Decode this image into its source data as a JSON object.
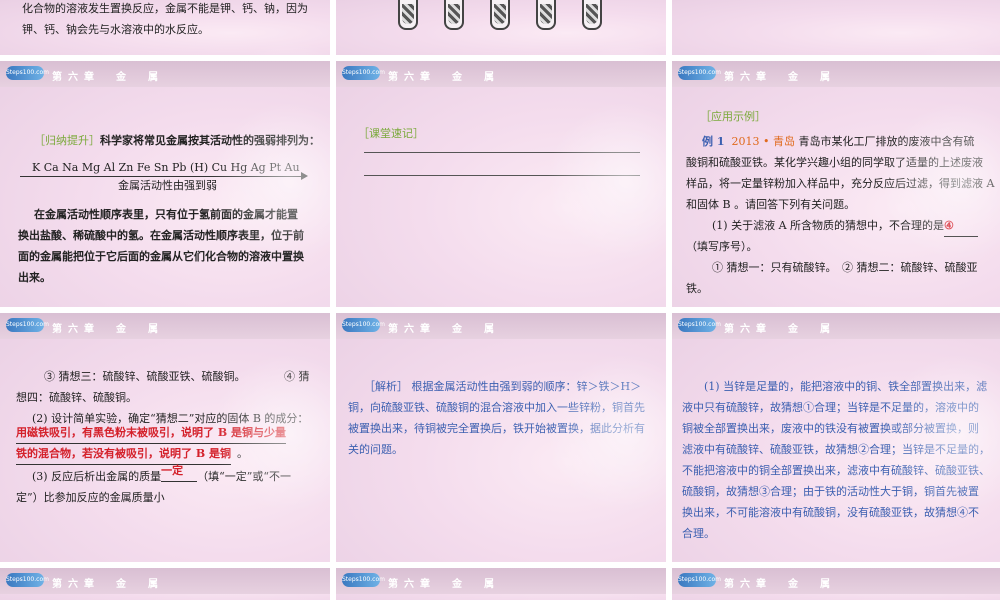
{
  "header": {
    "logo": "Steps100.com",
    "chapter": "第六章　金　属"
  },
  "slide1": {
    "line1": "化合物的溶液发生置换反应，金属不能是钾、钙、钠，因为",
    "line2": "钾、钙、钠会先与水溶液中的水反应。"
  },
  "slide4": {
    "tag": "［归纳提升］",
    "intro": "科学家将常见金属按其活动性的强弱排列为：",
    "series": "K  Ca  Na  Mg  Al  Zn  Fe  Sn  Pb  (H)  Cu  Hg  Ag  Pt  Au",
    "arrow_caption": "金属活动性由强到弱",
    "para_lines": [
      "在金属活动性顺序表里，只有位于氢前面的金属才能置",
      "换出盐酸、稀硫酸中的氢。在金属活动性顺序表里，位于前",
      "面的金属能把位于它后面的金属从它们化合物的溶液中置换",
      "出来。"
    ]
  },
  "slide5": {
    "tag": "［课堂速记］"
  },
  "slide6": {
    "tag": "［应用示例］",
    "ex_label": "例 1",
    "ex_year": "2013 • 青岛",
    "line1": "青岛市某化工厂排放的废液中含有硫",
    "line2": "酸铜和硫酸亚铁。某化学兴趣小组的同学取了适量的上述废液",
    "line3": "样品，将一定量锌粉加入样品中，充分反应后过滤，得到滤液 A",
    "line4": "和固体 B 。请回答下列有关问题。",
    "q1": "(1) 关于滤液 A 所含物质的猜想中，不合理的是",
    "q1_answer": "④",
    "q1_tail": "（填写序号）。",
    "guess12": "① 猜想一：只有硫酸锌。　② 猜想二：硫酸锌、硫酸亚",
    "guess12b": "铁。"
  },
  "slide7": {
    "guess3": "③ 猜想三：硫酸锌、硫酸亚铁、硫酸铜。　　　　④ 猜",
    "guess4": "想四：硫酸锌、硫酸铜。",
    "q2": "(2) 设计简单实验，确定“猜想二”对应的固体 B 的成分：",
    "ans2_line1": "用磁铁吸引，有黑色粉末被吸引，说明了 B 是铜与少量",
    "ans2_line2": "铁的混合物，若没有被吸引，说明了 B 是铜",
    "ans2_end": "。",
    "q3a": "(3) 反应后析出金属的质量",
    "q3_answer": "一定",
    "q3b": "（填“一定”或“不一",
    "q3c": "定”）比参加反应的金属质量小"
  },
  "slide8": {
    "tag": "［解析］",
    "lines": [
      "根据金属活动性由强到弱的顺序：锌＞铁＞H＞",
      "铜，向硫酸亚铁、硫酸铜的混合溶液中加入一些锌粉，铜首先",
      "被置换出来，待铜被完全置换后，铁开始被置换，据此分析有",
      "关的问题。"
    ]
  },
  "slide9": {
    "lines": [
      "(1) 当锌是足量的，能把溶液中的铜、铁全部置换出来，滤",
      "液中只有硫酸锌，故猜想①合理；当锌是不足量的，溶液中的",
      "铜被全部置换出来，废液中的铁没有被置换或部分被置换，则",
      "滤液中有硫酸锌、硫酸亚铁，故猜想②合理；当锌是不足量的，",
      "不能把溶液中的铜全部置换出来，滤液中有硫酸锌、硫酸亚铁、",
      "硫酸铜，故猜想③合理；由于铁的活动性大于铜，铜首先被置",
      "换出来，不可能溶液中有硫酸铜，没有硫酸亚铁，故猜想④不",
      "合理。"
    ]
  },
  "colors": {
    "tag_green": "#7aa93a",
    "analysis_blue": "#3b5fb0",
    "answer_red": "#d4202a",
    "example_orange": "#e06a1c"
  }
}
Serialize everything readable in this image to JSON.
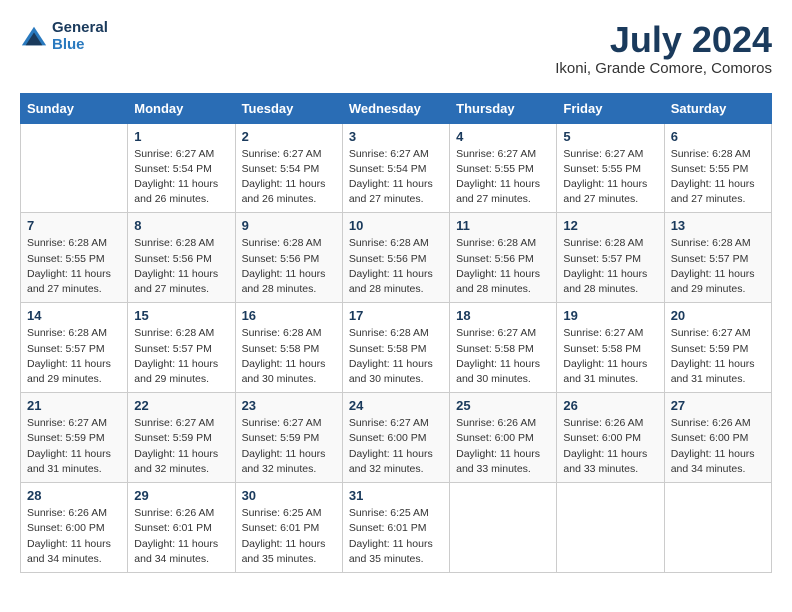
{
  "header": {
    "logo_general": "General",
    "logo_blue": "Blue",
    "month_year": "July 2024",
    "location": "Ikoni, Grande Comore, Comoros"
  },
  "days_of_week": [
    "Sunday",
    "Monday",
    "Tuesday",
    "Wednesday",
    "Thursday",
    "Friday",
    "Saturday"
  ],
  "weeks": [
    [
      {
        "day": "",
        "info": ""
      },
      {
        "day": "1",
        "info": "Sunrise: 6:27 AM\nSunset: 5:54 PM\nDaylight: 11 hours\nand 26 minutes."
      },
      {
        "day": "2",
        "info": "Sunrise: 6:27 AM\nSunset: 5:54 PM\nDaylight: 11 hours\nand 26 minutes."
      },
      {
        "day": "3",
        "info": "Sunrise: 6:27 AM\nSunset: 5:54 PM\nDaylight: 11 hours\nand 27 minutes."
      },
      {
        "day": "4",
        "info": "Sunrise: 6:27 AM\nSunset: 5:55 PM\nDaylight: 11 hours\nand 27 minutes."
      },
      {
        "day": "5",
        "info": "Sunrise: 6:27 AM\nSunset: 5:55 PM\nDaylight: 11 hours\nand 27 minutes."
      },
      {
        "day": "6",
        "info": "Sunrise: 6:28 AM\nSunset: 5:55 PM\nDaylight: 11 hours\nand 27 minutes."
      }
    ],
    [
      {
        "day": "7",
        "info": "Sunrise: 6:28 AM\nSunset: 5:55 PM\nDaylight: 11 hours\nand 27 minutes."
      },
      {
        "day": "8",
        "info": "Sunrise: 6:28 AM\nSunset: 5:56 PM\nDaylight: 11 hours\nand 27 minutes."
      },
      {
        "day": "9",
        "info": "Sunrise: 6:28 AM\nSunset: 5:56 PM\nDaylight: 11 hours\nand 28 minutes."
      },
      {
        "day": "10",
        "info": "Sunrise: 6:28 AM\nSunset: 5:56 PM\nDaylight: 11 hours\nand 28 minutes."
      },
      {
        "day": "11",
        "info": "Sunrise: 6:28 AM\nSunset: 5:56 PM\nDaylight: 11 hours\nand 28 minutes."
      },
      {
        "day": "12",
        "info": "Sunrise: 6:28 AM\nSunset: 5:57 PM\nDaylight: 11 hours\nand 28 minutes."
      },
      {
        "day": "13",
        "info": "Sunrise: 6:28 AM\nSunset: 5:57 PM\nDaylight: 11 hours\nand 29 minutes."
      }
    ],
    [
      {
        "day": "14",
        "info": "Sunrise: 6:28 AM\nSunset: 5:57 PM\nDaylight: 11 hours\nand 29 minutes."
      },
      {
        "day": "15",
        "info": "Sunrise: 6:28 AM\nSunset: 5:57 PM\nDaylight: 11 hours\nand 29 minutes."
      },
      {
        "day": "16",
        "info": "Sunrise: 6:28 AM\nSunset: 5:58 PM\nDaylight: 11 hours\nand 30 minutes."
      },
      {
        "day": "17",
        "info": "Sunrise: 6:28 AM\nSunset: 5:58 PM\nDaylight: 11 hours\nand 30 minutes."
      },
      {
        "day": "18",
        "info": "Sunrise: 6:27 AM\nSunset: 5:58 PM\nDaylight: 11 hours\nand 30 minutes."
      },
      {
        "day": "19",
        "info": "Sunrise: 6:27 AM\nSunset: 5:58 PM\nDaylight: 11 hours\nand 31 minutes."
      },
      {
        "day": "20",
        "info": "Sunrise: 6:27 AM\nSunset: 5:59 PM\nDaylight: 11 hours\nand 31 minutes."
      }
    ],
    [
      {
        "day": "21",
        "info": "Sunrise: 6:27 AM\nSunset: 5:59 PM\nDaylight: 11 hours\nand 31 minutes."
      },
      {
        "day": "22",
        "info": "Sunrise: 6:27 AM\nSunset: 5:59 PM\nDaylight: 11 hours\nand 32 minutes."
      },
      {
        "day": "23",
        "info": "Sunrise: 6:27 AM\nSunset: 5:59 PM\nDaylight: 11 hours\nand 32 minutes."
      },
      {
        "day": "24",
        "info": "Sunrise: 6:27 AM\nSunset: 6:00 PM\nDaylight: 11 hours\nand 32 minutes."
      },
      {
        "day": "25",
        "info": "Sunrise: 6:26 AM\nSunset: 6:00 PM\nDaylight: 11 hours\nand 33 minutes."
      },
      {
        "day": "26",
        "info": "Sunrise: 6:26 AM\nSunset: 6:00 PM\nDaylight: 11 hours\nand 33 minutes."
      },
      {
        "day": "27",
        "info": "Sunrise: 6:26 AM\nSunset: 6:00 PM\nDaylight: 11 hours\nand 34 minutes."
      }
    ],
    [
      {
        "day": "28",
        "info": "Sunrise: 6:26 AM\nSunset: 6:00 PM\nDaylight: 11 hours\nand 34 minutes."
      },
      {
        "day": "29",
        "info": "Sunrise: 6:26 AM\nSunset: 6:01 PM\nDaylight: 11 hours\nand 34 minutes."
      },
      {
        "day": "30",
        "info": "Sunrise: 6:25 AM\nSunset: 6:01 PM\nDaylight: 11 hours\nand 35 minutes."
      },
      {
        "day": "31",
        "info": "Sunrise: 6:25 AM\nSunset: 6:01 PM\nDaylight: 11 hours\nand 35 minutes."
      },
      {
        "day": "",
        "info": ""
      },
      {
        "day": "",
        "info": ""
      },
      {
        "day": "",
        "info": ""
      }
    ]
  ]
}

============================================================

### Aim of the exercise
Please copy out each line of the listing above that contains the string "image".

### Solution for this exercise
Decode this image into its source data as a JSON object.
Serialize everything readable in this image to JSON.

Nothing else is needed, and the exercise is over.